---------- EXTRACTED MATERIAL
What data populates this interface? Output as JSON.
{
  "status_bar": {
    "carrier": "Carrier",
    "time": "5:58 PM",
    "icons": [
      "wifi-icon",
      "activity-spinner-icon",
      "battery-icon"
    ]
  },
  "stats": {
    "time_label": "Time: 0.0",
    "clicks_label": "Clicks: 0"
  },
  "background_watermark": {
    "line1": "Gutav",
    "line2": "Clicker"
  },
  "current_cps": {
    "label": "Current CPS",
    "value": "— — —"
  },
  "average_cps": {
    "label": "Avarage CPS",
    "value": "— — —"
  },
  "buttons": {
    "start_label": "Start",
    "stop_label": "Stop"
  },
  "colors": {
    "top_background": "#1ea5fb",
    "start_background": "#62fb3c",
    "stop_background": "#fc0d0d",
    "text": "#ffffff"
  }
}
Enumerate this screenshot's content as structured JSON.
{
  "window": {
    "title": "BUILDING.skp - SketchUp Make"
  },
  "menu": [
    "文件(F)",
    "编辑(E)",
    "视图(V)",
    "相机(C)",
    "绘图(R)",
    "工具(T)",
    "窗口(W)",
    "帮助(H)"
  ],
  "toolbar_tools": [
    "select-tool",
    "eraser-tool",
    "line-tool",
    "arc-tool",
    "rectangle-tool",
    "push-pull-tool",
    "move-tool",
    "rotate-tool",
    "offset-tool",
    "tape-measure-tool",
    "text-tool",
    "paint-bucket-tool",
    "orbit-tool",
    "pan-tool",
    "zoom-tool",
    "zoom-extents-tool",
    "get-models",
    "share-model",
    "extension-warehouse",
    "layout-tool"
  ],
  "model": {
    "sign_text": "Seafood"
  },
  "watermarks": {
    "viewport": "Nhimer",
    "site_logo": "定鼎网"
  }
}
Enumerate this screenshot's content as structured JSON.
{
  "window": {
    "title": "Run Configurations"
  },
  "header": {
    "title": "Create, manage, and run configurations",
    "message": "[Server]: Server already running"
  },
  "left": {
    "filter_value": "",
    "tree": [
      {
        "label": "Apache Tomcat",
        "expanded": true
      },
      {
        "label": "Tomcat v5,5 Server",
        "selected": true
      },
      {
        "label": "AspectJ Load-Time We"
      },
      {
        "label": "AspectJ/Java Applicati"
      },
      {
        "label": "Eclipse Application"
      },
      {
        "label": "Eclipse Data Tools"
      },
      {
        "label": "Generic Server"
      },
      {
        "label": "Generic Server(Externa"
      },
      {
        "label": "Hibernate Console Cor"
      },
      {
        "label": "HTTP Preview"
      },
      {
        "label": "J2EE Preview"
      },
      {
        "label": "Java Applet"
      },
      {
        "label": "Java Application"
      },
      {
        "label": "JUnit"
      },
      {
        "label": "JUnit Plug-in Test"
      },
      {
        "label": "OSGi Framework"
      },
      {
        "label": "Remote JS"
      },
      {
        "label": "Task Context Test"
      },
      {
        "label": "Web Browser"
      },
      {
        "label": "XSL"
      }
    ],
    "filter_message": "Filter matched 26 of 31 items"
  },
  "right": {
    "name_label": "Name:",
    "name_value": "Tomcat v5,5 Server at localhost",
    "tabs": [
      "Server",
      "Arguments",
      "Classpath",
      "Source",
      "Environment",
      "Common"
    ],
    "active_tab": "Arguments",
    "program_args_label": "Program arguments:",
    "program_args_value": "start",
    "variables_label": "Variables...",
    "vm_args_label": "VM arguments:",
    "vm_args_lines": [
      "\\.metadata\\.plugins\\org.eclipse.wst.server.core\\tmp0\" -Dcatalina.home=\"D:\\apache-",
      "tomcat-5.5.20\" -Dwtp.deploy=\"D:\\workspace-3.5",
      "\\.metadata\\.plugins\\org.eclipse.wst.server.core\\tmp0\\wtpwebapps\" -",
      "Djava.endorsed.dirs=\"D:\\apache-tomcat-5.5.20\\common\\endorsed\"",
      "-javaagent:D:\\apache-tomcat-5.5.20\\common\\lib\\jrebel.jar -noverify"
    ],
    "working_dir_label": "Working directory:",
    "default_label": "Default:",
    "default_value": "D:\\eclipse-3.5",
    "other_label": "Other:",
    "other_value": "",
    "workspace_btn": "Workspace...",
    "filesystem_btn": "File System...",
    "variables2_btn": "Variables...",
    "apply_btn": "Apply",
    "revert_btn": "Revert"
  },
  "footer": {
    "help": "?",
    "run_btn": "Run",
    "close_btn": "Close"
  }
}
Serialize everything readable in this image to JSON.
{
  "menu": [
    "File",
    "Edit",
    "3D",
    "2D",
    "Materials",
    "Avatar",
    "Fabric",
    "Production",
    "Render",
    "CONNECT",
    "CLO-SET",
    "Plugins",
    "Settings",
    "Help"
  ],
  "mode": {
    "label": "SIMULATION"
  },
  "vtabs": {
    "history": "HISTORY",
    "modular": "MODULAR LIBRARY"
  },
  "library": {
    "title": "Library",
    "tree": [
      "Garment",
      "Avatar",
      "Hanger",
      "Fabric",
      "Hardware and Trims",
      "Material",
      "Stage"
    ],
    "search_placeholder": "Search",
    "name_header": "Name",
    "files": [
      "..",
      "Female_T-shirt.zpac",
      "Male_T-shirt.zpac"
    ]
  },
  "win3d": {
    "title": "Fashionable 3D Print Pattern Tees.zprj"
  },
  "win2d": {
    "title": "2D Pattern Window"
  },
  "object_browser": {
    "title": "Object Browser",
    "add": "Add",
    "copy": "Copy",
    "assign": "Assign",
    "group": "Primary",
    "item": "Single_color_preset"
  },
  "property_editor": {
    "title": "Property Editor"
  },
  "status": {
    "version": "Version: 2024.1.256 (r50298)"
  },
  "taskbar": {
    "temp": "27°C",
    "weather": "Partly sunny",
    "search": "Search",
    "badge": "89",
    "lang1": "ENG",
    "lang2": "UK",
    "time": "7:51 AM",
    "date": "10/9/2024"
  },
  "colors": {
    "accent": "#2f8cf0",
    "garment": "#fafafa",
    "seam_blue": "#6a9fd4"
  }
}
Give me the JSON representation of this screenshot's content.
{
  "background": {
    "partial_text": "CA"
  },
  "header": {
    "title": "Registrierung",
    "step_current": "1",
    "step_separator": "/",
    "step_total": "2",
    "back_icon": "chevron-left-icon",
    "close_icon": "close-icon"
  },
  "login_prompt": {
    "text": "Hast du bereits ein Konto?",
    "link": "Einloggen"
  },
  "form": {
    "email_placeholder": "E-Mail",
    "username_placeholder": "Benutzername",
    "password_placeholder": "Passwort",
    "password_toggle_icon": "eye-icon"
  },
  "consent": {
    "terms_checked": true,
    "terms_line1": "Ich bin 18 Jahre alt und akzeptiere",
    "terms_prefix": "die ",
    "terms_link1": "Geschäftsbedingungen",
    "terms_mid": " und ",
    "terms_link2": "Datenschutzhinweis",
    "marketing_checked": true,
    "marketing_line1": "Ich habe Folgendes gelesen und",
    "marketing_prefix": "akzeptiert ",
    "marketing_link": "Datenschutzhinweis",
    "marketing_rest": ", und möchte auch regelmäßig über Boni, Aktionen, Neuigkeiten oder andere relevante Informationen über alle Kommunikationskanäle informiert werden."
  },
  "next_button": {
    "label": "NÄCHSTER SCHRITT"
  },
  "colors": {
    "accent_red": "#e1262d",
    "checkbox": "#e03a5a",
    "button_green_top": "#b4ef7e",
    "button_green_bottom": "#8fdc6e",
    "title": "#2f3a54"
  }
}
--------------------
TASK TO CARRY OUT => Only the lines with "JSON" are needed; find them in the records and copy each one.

RESPONSE AREA =>
What data populates this interface? Output as JSON.
Enumerate this screenshot's content as structured JSON.
Enumerate this screenshot's content as structured JSON.
Serialize everything readable in this image to JSON.
Give me the JSON representation of this screenshot's content.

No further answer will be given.